He has given you free will.  He will not force you back.  He will allow you to experience the consequences, whatever they may be, of your decisions. You may find yourself in circumstances that bring unhappiness that you did not expect.  And perhaps you blame Him for not rescuing you. But all along He will woo you in ways you cannot imagine.

He will woo you until it is His voice you hear in your heart and mind. . .not the voices that wish to entice you away from Him with one trick and deceitful lie or another.

Perhaps a final statement on the back cover puts it best: “A powerful retelling of the book of Hosea, Redeeming Love is a life-changing story of God’s unconditional, redemptive, all-consuming love.”

This is a romance that I feel every adult should read, male and female.  It provides context and guidance for every loving relationship with God and between spouses, parents and children, siblings, friends. . .and even strangers.
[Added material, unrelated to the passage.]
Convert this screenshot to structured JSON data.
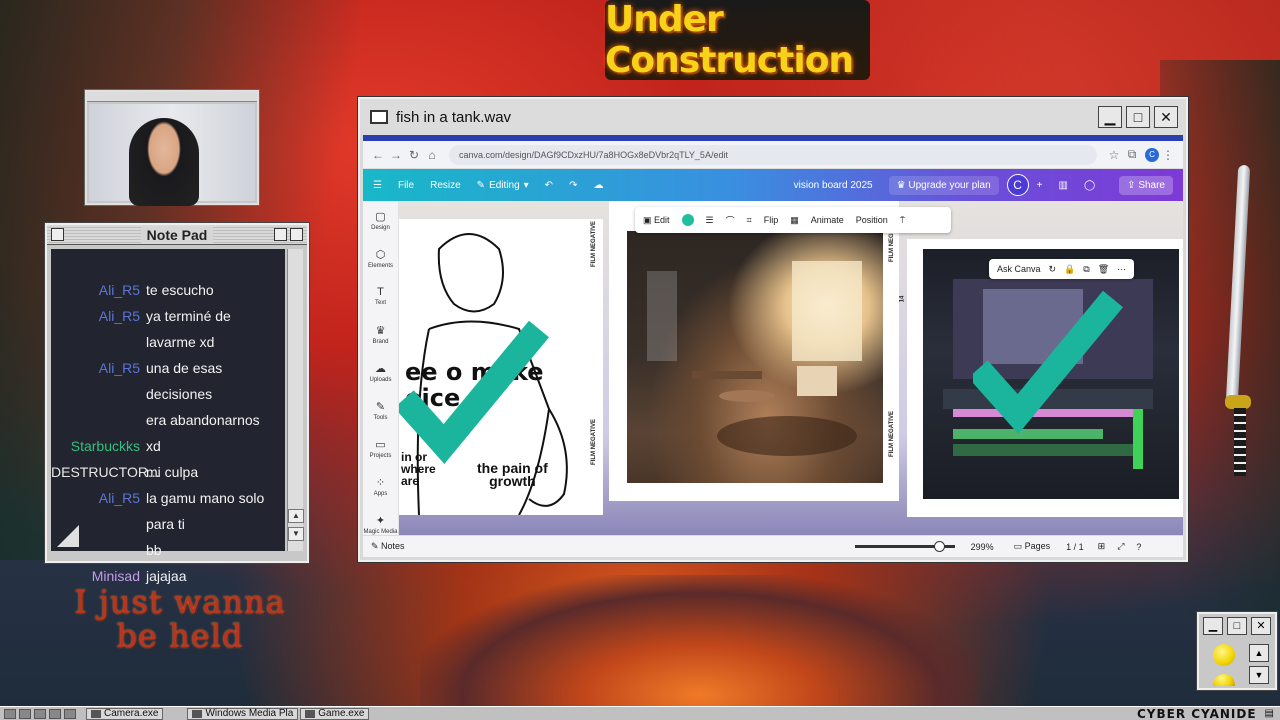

And now armed with the creative story of Michael Hosea and Sarah/Angel/Amanda. . .I have the framework to grasp the beauty of how God leads His prophet Hosea to emulate Gods own love for his people, the children of Israel, who repeatedly go astray. . .in sin; How He guides their experiences to provide discipline in a way that ultimately will bring them back to Him. . .while He waits with infinite patience, gentle encouragement, and unbounded love.
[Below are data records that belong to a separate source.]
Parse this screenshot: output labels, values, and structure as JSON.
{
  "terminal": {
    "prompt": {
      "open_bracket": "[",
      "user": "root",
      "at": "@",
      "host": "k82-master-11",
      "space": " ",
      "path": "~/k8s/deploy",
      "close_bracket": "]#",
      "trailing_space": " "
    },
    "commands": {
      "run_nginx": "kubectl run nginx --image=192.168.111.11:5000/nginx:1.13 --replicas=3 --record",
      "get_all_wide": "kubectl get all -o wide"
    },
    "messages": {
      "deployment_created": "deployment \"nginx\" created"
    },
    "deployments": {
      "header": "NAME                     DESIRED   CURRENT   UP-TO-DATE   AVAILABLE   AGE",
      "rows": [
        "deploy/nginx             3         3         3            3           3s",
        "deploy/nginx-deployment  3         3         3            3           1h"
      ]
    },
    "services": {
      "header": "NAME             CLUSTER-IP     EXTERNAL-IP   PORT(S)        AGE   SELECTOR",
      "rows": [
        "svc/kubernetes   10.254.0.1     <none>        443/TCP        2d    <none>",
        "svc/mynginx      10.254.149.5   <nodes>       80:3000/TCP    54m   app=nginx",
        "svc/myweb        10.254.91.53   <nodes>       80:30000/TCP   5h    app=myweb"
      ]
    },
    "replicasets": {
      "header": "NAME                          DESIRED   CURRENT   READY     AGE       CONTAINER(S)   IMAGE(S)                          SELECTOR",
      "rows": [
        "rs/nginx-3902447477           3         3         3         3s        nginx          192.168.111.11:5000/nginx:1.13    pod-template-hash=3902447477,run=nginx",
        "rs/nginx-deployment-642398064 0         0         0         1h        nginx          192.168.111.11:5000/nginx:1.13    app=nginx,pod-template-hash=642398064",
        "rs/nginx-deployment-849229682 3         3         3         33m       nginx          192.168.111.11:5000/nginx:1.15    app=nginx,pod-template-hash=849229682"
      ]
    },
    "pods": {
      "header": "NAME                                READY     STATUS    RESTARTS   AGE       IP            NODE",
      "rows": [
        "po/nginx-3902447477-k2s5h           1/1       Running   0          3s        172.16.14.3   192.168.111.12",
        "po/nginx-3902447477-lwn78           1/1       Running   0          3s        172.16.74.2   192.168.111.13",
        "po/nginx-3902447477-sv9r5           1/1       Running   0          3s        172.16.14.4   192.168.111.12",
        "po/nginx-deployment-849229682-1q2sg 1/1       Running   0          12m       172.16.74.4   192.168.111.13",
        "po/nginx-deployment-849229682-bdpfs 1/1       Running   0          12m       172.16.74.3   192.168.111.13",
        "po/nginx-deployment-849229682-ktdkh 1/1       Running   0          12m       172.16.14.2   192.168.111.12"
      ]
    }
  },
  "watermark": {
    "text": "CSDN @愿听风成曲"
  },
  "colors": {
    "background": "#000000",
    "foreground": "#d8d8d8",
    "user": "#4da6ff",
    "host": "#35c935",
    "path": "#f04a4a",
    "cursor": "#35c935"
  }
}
For I desire mercy and not sacrifice, and the knowledge of God more than burnt offerings.” – Hosea 6:6

Our God is merciful!  His love and affection remain steadfast regardless of the depth of our sin.  And His love is so great that He allows us to suffer the misery our sin brings.  Yes, He allows us to reap the consequences of our choices.  He knows that it is this misery and the desperation it drives that begins our turning back to Him. His love will not be subdued.

The most important thing to understand about God is:  No matter how much or how we have sinned, how filthy we feel we have become with sin, He will make us clean. He will do for us that which we cannot do for ourselves.  He will make us holy. He redeems us.  He will love us, period.

It is not a question of how can I redeem myself so that God will accept me.  He loves us as we are.  We need only turn to Him seeking redemption. . .and through His grace we are purified, clean and holy.

Once, I had an experience that gave me a new understanding of what the word ‘peace’ really means.  It was a profound change in my heart and mind and the word now means something much greater than it once did for me.  There are not even words to describe it. The best I can do is share that peace is golden. . .and warm. . .with no worries. . .no concerns.  None.  Buzzing with happiness.  Pure bliss.

Now again I am experiencing  a profound change in my understanding of His love. . .how great it is. . .great beyond my ability to imagine. . .it is indeed unrelenting.

That is the great message of “Redeeming Love.”  But you will learn more too. Perhaps you have not known a healthy God loving relationship in your life.  This story shares something of Gods plans for a loving relationship in a marriage, in family, in fellowship with others. . .and even with strangers.

You will see the best dynamics of each. . .and in some cases the shortcomings we, in our humanity, display as we struggle in our lives. Image of two opposing cliffs bridged by the word "grace" Thank you Francine Rivers for taking the time to understand the book of Hosea. . .and for bringing your gifts to build a bridge to understanding the greatness that is our Father in Heaven.

I hope some of you are intrigued. . .and interested in learning how to seek Him!  I hope that others may become so intrigued by reading “Redeeming Love.”